probably nothing will happen to the TV picture. At the moment it would seem
unneces≠sary to get panicked by the appearance of the 16:9 button and start
thinking your existing hardware is now horribly obsolete.
its budget origins the 1700 is quite a slick player in respect of operating
smoothness and general feel. The external noise is OK though the player doesn't
have enough bulk to fully absorb the vibrations and whirrings of certain
laserdiscs (such as a CAV disc running full tilt). A few timings were taken of
basic disc loading and search operations and these proved to be similar to those
of the 1400.
compatibility Pioneer appears to have ironed out with the 1700 is that the
player now appears capable of reproducing the sound on the handful of faulty
coded digital audio laserdiscs produced by PDO during the early days of the (SD
Video promotion. If you remember, several of these would just go quiet a minute
or so from the end of the side.
& Sound Quality
both picture and sound quality the news is mostly encouraging.

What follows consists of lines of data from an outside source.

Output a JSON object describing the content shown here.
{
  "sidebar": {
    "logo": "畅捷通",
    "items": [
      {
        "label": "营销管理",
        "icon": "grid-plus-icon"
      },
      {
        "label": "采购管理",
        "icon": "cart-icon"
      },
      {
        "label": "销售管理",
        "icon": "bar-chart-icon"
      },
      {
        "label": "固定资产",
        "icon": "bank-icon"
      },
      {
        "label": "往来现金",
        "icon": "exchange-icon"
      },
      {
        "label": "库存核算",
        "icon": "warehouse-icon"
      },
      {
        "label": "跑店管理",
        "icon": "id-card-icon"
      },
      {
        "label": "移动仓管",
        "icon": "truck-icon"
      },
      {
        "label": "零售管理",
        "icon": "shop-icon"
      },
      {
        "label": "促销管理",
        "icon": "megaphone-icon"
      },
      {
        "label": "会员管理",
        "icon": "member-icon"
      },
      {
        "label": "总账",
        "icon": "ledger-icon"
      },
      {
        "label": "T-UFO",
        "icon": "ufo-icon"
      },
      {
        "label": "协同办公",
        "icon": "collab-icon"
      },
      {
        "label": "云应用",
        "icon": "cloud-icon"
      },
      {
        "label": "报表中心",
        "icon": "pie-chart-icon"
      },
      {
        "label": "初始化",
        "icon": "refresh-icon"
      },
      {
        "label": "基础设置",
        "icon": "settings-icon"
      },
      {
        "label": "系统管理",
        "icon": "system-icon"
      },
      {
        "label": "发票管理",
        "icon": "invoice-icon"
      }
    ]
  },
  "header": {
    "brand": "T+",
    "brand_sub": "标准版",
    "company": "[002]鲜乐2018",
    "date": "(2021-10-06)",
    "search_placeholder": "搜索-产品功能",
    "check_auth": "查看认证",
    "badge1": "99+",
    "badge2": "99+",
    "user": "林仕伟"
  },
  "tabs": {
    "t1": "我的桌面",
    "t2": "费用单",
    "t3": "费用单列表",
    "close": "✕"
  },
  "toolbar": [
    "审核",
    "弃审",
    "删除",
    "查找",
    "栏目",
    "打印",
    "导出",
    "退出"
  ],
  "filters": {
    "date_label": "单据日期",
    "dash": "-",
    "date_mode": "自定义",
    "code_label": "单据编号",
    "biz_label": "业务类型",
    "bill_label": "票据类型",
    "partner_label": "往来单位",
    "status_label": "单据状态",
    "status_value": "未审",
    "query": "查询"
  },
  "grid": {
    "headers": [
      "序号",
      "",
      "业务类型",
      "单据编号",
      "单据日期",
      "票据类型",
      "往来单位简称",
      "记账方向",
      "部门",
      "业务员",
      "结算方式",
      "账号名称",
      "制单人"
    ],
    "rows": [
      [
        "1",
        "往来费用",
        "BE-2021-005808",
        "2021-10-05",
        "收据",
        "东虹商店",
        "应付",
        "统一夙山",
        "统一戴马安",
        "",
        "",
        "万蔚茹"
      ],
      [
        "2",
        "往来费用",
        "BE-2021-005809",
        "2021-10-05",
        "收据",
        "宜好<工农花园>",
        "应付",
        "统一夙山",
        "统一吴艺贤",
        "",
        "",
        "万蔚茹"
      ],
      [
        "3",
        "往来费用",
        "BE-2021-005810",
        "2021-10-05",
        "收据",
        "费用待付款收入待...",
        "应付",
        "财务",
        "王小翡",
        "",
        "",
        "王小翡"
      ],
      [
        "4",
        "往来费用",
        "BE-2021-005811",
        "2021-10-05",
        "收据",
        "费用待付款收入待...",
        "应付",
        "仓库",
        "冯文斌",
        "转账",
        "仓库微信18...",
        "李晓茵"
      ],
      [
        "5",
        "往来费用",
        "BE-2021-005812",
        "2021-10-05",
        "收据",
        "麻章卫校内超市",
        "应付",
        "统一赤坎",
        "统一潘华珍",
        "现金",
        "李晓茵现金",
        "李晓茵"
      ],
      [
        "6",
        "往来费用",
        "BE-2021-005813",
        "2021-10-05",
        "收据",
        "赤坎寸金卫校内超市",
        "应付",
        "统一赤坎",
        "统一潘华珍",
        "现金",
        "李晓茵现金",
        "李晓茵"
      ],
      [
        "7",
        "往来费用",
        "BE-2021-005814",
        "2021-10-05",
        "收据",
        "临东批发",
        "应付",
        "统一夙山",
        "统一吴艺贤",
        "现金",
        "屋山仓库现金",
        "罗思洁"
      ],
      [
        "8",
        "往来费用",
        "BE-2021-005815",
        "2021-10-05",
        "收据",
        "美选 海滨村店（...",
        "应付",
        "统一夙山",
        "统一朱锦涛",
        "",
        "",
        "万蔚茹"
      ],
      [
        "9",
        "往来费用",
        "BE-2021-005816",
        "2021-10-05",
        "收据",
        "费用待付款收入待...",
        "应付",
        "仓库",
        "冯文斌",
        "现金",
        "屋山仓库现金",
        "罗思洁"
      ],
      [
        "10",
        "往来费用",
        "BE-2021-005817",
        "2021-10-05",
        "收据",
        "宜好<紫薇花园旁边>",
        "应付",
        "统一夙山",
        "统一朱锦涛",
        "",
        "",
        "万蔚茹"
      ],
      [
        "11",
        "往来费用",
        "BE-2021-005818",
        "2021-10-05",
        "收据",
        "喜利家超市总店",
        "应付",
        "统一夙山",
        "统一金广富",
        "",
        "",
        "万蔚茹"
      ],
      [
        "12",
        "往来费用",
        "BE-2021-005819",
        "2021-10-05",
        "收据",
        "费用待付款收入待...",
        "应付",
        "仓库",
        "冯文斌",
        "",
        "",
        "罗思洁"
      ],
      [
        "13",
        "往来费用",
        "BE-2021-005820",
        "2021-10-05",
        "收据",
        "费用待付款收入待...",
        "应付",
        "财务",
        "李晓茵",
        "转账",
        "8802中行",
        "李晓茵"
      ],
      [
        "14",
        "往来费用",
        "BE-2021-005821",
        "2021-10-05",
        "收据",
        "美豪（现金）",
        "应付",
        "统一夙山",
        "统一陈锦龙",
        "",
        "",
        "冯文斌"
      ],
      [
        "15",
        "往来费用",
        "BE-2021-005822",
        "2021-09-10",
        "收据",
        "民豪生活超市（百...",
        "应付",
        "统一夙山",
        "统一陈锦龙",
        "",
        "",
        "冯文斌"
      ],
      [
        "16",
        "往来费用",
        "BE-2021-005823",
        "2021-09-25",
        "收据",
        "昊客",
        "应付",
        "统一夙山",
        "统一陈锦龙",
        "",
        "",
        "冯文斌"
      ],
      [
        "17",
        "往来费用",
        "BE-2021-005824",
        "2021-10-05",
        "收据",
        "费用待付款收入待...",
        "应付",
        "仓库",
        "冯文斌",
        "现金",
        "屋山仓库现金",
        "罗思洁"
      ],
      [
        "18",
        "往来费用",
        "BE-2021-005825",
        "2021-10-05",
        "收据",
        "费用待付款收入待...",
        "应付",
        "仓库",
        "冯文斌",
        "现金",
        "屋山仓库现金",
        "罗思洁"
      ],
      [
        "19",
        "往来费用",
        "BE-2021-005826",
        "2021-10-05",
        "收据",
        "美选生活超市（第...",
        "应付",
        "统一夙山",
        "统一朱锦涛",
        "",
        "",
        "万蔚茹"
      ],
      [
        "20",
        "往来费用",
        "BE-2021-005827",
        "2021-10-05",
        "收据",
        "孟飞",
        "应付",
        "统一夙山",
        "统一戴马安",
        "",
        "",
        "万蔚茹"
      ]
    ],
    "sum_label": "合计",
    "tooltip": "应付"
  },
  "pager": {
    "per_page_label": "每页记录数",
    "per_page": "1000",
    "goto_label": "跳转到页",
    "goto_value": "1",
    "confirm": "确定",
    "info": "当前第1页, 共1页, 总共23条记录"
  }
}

Sound first.
Though measuring (according to Pioneer's specs) almost exactly the same as the
1450 the new machine is a noticeably better sounding beast. The digital sound is
richer and more full-bodied and direct compari≠son with discs played on the
1400 made that often sound strained by comparison. The 1400 always seemed an OK
player - it was a significant improvement on the hard-sounding CLD-1200 - but
three years has obviously enabled Pioneer to improve matters further. With PAL the improvement in colour seemed not so marked
but, on the other hand, the clarity of the picture was increased. This was not
so much from the point of view of absolute detail - as the 1700 appears to
exhibit just about the same level of resolution - but it displays the picture
more naturally. The 1400 looks more enhanced in comparison with accompanying
texturing of the picture.